▶ _RECORDS TO PROCESS_:
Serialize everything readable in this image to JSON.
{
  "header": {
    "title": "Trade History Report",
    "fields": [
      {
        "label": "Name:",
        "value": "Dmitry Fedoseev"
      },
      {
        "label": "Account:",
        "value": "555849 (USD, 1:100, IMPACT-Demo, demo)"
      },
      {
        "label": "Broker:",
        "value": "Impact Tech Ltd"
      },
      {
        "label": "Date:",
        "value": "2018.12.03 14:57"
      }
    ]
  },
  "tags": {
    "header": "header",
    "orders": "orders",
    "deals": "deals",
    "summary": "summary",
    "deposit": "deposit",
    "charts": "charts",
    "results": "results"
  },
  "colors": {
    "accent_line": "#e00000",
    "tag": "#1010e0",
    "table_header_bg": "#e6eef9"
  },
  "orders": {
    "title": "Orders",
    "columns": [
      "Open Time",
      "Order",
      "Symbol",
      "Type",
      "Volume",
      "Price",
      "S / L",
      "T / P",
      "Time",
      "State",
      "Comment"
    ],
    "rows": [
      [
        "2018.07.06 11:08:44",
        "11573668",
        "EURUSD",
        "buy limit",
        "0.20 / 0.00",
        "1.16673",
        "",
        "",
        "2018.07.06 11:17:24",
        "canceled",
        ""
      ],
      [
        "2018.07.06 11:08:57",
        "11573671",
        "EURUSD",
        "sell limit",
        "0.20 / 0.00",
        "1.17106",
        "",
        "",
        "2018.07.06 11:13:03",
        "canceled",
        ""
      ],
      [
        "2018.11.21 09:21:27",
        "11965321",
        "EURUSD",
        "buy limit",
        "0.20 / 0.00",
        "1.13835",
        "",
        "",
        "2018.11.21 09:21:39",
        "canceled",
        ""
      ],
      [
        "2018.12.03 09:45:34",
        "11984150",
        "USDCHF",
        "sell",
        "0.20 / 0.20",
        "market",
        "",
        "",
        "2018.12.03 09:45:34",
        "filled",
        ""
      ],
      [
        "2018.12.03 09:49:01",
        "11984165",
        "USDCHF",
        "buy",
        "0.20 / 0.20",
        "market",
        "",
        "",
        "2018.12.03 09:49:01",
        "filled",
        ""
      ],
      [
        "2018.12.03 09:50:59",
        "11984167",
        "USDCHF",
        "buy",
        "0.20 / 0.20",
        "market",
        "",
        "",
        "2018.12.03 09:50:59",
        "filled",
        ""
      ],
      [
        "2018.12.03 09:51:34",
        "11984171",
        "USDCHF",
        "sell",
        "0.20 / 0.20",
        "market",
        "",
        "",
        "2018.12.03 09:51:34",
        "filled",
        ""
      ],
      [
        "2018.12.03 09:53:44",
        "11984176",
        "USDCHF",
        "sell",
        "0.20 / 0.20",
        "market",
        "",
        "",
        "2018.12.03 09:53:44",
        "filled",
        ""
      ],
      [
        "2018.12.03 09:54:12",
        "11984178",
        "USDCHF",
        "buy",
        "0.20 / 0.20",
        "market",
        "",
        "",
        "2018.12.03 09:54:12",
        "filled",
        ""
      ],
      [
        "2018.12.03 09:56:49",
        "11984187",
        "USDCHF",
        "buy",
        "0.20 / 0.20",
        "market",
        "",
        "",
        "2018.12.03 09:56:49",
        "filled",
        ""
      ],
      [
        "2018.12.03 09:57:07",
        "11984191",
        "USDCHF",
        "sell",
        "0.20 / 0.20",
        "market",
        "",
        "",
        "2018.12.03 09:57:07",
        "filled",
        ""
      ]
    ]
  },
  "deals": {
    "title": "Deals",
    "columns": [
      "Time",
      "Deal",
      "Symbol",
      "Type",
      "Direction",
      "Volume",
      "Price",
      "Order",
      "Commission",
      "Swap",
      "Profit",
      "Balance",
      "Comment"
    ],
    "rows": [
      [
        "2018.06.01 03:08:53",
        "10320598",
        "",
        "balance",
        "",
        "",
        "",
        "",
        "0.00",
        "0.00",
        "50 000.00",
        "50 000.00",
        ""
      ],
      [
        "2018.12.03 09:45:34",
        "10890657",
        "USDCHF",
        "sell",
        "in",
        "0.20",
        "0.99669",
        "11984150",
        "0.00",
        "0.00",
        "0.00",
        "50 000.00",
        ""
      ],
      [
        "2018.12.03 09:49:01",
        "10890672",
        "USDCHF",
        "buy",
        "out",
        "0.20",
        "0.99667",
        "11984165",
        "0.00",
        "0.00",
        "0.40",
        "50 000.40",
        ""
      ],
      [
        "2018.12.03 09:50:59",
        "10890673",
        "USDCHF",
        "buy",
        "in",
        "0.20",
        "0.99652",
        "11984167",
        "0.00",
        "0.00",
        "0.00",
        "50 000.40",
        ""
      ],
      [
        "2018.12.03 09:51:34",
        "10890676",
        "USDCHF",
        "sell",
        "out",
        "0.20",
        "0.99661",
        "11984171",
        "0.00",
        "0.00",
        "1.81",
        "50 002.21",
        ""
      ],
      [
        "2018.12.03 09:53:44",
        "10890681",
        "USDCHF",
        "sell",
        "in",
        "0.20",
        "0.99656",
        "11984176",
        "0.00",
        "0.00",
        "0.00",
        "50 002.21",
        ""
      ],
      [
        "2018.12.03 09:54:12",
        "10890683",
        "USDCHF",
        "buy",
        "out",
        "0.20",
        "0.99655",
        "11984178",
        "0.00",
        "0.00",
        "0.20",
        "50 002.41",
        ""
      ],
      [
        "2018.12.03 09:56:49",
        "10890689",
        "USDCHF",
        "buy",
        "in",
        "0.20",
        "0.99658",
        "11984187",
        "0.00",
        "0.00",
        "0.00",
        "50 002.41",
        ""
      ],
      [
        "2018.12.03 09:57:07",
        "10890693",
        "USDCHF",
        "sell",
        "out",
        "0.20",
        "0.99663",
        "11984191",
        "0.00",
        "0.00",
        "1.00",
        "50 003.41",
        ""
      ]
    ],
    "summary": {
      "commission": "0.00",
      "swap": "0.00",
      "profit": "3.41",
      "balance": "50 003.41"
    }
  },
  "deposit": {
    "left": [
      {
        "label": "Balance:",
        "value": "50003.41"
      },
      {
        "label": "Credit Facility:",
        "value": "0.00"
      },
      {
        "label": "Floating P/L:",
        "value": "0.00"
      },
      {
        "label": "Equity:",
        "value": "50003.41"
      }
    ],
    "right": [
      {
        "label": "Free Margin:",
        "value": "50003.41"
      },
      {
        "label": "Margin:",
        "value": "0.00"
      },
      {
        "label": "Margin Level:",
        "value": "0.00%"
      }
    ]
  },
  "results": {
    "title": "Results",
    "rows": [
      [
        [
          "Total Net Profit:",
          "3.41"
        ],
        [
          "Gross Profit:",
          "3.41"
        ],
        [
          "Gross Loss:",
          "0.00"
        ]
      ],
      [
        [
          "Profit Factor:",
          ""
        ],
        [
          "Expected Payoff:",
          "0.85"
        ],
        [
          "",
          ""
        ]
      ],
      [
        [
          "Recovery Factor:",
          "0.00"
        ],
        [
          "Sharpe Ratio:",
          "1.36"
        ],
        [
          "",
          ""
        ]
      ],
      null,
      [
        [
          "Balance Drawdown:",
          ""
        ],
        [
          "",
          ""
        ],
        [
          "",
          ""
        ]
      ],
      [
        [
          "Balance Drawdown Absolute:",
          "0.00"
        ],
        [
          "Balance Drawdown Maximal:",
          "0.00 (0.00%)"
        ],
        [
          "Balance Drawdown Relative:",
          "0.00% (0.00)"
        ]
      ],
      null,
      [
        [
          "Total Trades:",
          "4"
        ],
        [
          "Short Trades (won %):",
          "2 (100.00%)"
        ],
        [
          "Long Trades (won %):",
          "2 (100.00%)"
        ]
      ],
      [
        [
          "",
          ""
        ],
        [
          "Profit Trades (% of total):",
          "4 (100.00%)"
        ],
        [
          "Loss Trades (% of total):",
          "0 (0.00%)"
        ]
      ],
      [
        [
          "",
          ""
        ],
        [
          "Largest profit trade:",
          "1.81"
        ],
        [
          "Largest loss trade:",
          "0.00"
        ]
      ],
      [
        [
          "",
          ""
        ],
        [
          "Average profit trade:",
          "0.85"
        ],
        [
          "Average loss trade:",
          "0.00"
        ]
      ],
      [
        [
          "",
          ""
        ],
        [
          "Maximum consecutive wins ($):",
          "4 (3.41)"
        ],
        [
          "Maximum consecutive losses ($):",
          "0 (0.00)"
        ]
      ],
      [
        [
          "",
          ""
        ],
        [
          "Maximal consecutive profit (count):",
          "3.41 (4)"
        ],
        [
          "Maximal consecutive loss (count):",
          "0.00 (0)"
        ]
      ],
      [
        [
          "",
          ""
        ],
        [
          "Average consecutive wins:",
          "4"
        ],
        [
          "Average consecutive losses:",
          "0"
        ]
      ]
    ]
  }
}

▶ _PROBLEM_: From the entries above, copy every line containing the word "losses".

▶ _RESULT FOR THIS TASK_:
          "Maximum consecutive losses ($):",
          "Average consecutive losses:",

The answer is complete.